The most successful set of ground rules for coordinating economic activities is the system of protected private property rights, as well as private autonomy to compete under the rule of law. An important part of this is the protection of life and limb, a condition regrettably absent in many shantytowns and rural areas. Under well-run protective institutions, propertied and talented people have an incentive to compete. They incur the costs of searching for useful knowledge and test whether such knowledge is sufficiently valued by others (reflected in a profit). Genuine competition thus stimulates innovation and economic growth. It also induces people to abandon errors that are signalled by losses. In a competitive market economy, property owners who shirk the shouldering of the costs of knowledge exploration probably incur losses in the value of their assets.
Governments must therefore not protect the existing socio-economic positions of the competition-shy. Yet, such favouritism and interventionism are frequent pursuits of corrupt politicians and officials.
A genuine competitive system tends to go along with a high degree of equality of opportunity. Therefore, the control of competition- and growth-impeding collusion between corrupt officials and 'crony capitalists' must be made one of the fundamental tasks of economic development.
Public policy and collective action normally do not coordinate human conduct as well as free markets. Many traditional collective pursuits-- such as the provision of water or electricity-- are nowadays satisfied more effectively by competing private providers. Nevertheless, public policy and the visible hand of government are sometimes needed to back up the institutions of civil society and to control concentrations of power. It must, however, be kept in mind that governments cannot protect the private property rights and other economic freedoms of all citizens, when they engage in the promotion of specific industries or intervene in trade. This always occurs at the expense of some property owners, typically the weaker and less keep 'well' organised members of society.
The domain of collective action has been relentlessly expanded over the past 100 years by self-serving military men, elected parliamentarians, an activist judiciary and bureaucratic influence-seekers. Where the power of well-connected political and industry groups is unbridled, public policy has not served the ordinary people well; and where economic freedom and the ground rules are poorly protected (as in India), economic growth, which benefits all, remains an illusive goal. Political and economic power therefore have to be constrained by just rules if the challenges of economic development, the open economy and the communications revolution are not to inflict further pain and traumatic experiences on the majority of citizens.

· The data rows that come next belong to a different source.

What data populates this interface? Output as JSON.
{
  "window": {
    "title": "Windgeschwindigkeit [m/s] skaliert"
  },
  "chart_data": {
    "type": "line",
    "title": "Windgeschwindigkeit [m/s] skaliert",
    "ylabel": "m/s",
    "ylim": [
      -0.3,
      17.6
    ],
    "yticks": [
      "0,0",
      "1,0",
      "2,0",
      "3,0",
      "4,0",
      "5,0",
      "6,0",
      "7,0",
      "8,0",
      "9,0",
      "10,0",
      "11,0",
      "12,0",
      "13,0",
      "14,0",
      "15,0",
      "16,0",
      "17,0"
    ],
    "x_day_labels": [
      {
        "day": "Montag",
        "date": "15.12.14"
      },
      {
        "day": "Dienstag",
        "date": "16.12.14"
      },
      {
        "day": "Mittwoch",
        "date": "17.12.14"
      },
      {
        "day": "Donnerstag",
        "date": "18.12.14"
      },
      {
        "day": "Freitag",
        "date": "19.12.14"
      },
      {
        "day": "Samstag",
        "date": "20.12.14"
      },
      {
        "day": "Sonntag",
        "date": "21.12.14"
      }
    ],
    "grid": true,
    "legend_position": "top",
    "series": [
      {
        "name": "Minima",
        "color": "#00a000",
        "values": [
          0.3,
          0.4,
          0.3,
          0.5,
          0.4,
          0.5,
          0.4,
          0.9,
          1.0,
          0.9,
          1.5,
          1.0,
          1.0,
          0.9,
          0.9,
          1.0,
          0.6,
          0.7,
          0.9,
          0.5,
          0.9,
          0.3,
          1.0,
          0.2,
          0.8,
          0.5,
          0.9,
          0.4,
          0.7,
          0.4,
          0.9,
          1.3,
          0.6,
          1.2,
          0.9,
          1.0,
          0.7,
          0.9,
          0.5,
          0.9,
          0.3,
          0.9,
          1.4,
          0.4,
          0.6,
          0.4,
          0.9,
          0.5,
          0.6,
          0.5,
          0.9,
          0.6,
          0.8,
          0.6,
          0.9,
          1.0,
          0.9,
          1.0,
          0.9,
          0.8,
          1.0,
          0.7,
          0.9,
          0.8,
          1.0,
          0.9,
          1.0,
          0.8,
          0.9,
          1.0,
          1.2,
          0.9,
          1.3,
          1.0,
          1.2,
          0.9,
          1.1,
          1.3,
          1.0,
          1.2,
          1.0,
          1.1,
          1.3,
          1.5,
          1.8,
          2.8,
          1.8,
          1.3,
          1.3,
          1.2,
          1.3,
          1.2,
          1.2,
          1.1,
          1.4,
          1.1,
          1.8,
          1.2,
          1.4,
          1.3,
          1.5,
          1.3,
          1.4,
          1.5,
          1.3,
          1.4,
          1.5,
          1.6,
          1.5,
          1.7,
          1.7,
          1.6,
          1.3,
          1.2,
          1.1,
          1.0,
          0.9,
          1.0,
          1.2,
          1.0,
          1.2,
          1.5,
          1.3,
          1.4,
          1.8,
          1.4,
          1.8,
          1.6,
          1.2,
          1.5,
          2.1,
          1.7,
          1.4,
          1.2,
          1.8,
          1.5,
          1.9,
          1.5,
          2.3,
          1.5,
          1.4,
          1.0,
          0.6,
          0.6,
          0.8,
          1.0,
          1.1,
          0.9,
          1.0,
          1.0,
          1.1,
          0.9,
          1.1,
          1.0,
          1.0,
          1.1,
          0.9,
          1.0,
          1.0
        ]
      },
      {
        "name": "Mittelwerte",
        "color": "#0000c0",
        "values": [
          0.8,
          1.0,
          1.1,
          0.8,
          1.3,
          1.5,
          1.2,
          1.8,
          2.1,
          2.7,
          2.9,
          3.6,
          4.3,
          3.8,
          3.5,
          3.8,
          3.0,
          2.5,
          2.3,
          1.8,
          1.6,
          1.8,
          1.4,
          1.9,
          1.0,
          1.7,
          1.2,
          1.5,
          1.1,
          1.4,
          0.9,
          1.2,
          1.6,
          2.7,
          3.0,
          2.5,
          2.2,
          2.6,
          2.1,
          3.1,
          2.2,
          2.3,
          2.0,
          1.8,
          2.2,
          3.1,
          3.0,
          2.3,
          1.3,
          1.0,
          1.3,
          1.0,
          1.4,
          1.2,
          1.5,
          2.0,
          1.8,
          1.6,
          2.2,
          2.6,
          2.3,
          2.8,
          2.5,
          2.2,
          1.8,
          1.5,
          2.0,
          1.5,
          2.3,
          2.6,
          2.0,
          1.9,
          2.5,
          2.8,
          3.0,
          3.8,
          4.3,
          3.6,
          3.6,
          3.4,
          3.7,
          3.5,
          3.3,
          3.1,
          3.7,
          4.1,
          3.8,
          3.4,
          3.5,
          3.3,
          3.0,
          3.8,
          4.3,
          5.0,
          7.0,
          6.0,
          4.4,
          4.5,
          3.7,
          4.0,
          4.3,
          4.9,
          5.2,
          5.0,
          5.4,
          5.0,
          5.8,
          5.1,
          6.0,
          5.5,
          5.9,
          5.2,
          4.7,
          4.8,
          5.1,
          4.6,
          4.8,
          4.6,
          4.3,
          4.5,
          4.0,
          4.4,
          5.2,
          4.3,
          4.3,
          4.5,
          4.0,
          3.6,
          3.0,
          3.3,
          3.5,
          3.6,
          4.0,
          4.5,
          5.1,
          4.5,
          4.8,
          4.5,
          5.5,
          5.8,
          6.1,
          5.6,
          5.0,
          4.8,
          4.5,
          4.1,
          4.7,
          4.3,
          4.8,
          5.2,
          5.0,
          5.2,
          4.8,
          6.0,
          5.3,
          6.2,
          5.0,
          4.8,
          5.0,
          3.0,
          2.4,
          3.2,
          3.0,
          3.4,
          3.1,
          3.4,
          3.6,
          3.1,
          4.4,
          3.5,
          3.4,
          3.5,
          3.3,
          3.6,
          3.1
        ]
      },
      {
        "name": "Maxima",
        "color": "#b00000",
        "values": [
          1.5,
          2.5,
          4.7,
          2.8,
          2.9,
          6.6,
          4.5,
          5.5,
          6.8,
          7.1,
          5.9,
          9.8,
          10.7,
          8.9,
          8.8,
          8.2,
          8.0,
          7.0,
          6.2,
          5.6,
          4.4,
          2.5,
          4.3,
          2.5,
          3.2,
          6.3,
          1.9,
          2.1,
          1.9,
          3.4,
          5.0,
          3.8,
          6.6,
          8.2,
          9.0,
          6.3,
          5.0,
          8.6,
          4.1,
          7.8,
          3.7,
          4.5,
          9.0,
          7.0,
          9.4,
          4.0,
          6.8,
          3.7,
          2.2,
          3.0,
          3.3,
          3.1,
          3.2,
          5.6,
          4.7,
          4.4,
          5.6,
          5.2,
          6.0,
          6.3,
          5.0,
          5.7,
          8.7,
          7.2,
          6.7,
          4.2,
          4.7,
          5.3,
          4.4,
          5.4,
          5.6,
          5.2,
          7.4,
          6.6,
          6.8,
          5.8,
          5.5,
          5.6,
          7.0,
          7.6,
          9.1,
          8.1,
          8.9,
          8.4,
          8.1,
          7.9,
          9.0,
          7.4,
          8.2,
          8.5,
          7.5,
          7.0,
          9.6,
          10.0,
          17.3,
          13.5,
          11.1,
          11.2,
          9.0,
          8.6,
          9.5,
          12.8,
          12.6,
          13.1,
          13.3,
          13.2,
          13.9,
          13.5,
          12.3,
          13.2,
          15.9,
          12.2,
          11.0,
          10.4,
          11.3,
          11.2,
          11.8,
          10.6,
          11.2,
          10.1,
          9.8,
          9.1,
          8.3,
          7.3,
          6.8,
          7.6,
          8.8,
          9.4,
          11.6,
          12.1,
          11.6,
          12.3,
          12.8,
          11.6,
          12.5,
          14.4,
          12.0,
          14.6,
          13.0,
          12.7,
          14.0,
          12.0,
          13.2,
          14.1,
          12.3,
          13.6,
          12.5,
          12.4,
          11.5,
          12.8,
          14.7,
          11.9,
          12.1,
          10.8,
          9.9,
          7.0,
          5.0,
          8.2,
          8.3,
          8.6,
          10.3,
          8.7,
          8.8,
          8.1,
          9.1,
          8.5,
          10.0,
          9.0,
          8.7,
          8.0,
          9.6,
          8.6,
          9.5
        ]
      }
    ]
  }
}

Wolfgang Kasper is emeritus Professor of Economics at the University of New South Wales in Australia and a Senior Fellow at the Centre for Independent Studies, Sydney. While working with international agencies, he gained first-hand knowledge of virtually all East Asian economies and has visited India and Latin America repeatedly.